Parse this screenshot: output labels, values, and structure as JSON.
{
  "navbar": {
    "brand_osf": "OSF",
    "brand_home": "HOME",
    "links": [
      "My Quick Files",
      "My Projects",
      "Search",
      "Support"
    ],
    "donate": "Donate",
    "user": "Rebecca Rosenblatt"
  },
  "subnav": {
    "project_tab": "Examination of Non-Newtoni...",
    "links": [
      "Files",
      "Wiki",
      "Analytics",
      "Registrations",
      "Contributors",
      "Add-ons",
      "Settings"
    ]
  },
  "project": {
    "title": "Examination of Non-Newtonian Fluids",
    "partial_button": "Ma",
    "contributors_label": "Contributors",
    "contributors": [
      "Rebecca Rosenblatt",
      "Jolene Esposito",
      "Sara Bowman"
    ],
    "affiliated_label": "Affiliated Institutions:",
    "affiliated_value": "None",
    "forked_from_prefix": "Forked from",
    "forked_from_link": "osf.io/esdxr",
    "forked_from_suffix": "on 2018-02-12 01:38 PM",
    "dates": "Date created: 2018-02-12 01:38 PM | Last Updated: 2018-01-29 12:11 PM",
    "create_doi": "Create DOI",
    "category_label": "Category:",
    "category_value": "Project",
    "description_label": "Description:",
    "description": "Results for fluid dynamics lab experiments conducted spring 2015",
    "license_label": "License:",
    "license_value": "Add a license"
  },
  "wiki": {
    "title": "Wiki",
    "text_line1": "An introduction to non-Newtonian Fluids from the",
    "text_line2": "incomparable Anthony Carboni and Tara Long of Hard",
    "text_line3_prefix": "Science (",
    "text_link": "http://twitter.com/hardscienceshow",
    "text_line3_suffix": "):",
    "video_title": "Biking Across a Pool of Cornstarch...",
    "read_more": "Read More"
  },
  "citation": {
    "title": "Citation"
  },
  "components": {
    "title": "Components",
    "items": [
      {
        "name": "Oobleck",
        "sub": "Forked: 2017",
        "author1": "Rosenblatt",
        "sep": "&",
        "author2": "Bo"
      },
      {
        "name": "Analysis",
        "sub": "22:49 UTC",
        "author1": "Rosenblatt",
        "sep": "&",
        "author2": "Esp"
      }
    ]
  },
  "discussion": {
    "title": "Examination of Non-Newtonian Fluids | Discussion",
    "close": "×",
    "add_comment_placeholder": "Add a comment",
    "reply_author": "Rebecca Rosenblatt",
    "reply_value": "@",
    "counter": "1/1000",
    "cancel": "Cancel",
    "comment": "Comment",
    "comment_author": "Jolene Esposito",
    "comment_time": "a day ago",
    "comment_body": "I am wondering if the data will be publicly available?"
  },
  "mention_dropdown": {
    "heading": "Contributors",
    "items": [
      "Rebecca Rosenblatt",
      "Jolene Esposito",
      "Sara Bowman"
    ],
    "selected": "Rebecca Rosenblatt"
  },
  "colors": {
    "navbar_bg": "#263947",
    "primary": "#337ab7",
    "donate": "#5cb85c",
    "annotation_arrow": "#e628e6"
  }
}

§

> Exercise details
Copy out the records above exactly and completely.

> Output below
Parse this screenshot: output labels, values, and structure as JSON.
{
  "navbar": {
    "brand_osf": "OSF",
    "brand_home": "HOME",
    "links": [
      "My Quick Files",
      "My Projects",
      "Search",
      "Support"
    ],
    "donate": "Donate",
    "user": "Rebecca Rosenblatt"
  },
  "subnav": {
    "project_tab": "Examination of Non-Newtoni...",
    "links": [
      "Files",
      "Wiki",
      "Analytics",
      "Registrations",
      "Contributors",
      "Add-ons",
      "Settings"
    ]
  },
  "project": {
    "title": "Examination of Non-Newtonian Fluids",
    "partial_button": "Ma",
    "contributors_label": "Contributors",
    "contributors": [
      "Rebecca Rosenblatt",
      "Jolene Esposito",
      "Sara Bowman"
    ],
    "affiliated_label": "Affiliated Institutions:",
    "affiliated_value": "None",
    "forked_from_prefix": "Forked from",
    "forked_from_link": "osf.io/esdxr",
    "forked_from_suffix": "on 2018-02-12 01:38 PM",
    "dates": "Date created: 2018-02-12 01:38 PM | Last Updated: 2018-01-29 12:11 PM",
    "create_doi": "Create DOI",
    "category_label": "Category:",
    "category_value": "Project",
    "description_label": "Description:",
    "description": "Results for fluid dynamics lab experiments conducted spring 2015",
    "license_label": "License:",
    "license_value": "Add a license"
  },
  "wiki": {
    "title": "Wiki",
    "text_line1": "An introduction to non-Newtonian Fluids from the",
    "text_line2": "incomparable Anthony Carboni and Tara Long of Hard",
    "text_line3_prefix": "Science (",
    "text_link": "http://twitter.com/hardscienceshow",
    "text_line3_suffix": "):",
    "video_title": "Biking Across a Pool of Cornstarch...",
    "read_more": "Read More"
  },
  "citation": {
    "title": "Citation"
  },
  "components": {
    "title": "Components",
    "items": [
      {
        "name": "Oobleck",
        "sub": "Forked: 2017",
        "author1": "Rosenblatt",
        "sep": "&",
        "author2": "Bo"
      },
      {
        "name": "Analysis",
        "sub": "22:49 UTC",
        "author1": "Rosenblatt",
        "sep": "&",
        "author2": "Esp"
      }
    ]
  },
  "discussion": {
    "title": "Examination of Non-Newtonian Fluids | Discussion",
    "close": "×",
    "add_comment_placeholder": "Add a comment",
    "reply_author": "Rebecca Rosenblatt",
    "reply_value": "@",
    "counter": "1/1000",
    "cancel": "Cancel",
    "comment": "Comment",
    "comment_author": "Jolene Esposito",
    "comment_time": "a day ago",
    "comment_body": "I am wondering if the data will be publicly available?"
  },
  "mention_dropdown": {
    "heading": "Contributors",
    "items": [
      "Rebecca Rosenblatt",
      "Jolene Esposito",
      "Sara Bowman"
    ],
    "selected": "Rebecca Rosenblatt"
  },
  "colors": {
    "navbar_bg": "#263947",
    "primary": "#337ab7",
    "donate": "#5cb85c",
    "annotation_arrow": "#e628e6"
  }
}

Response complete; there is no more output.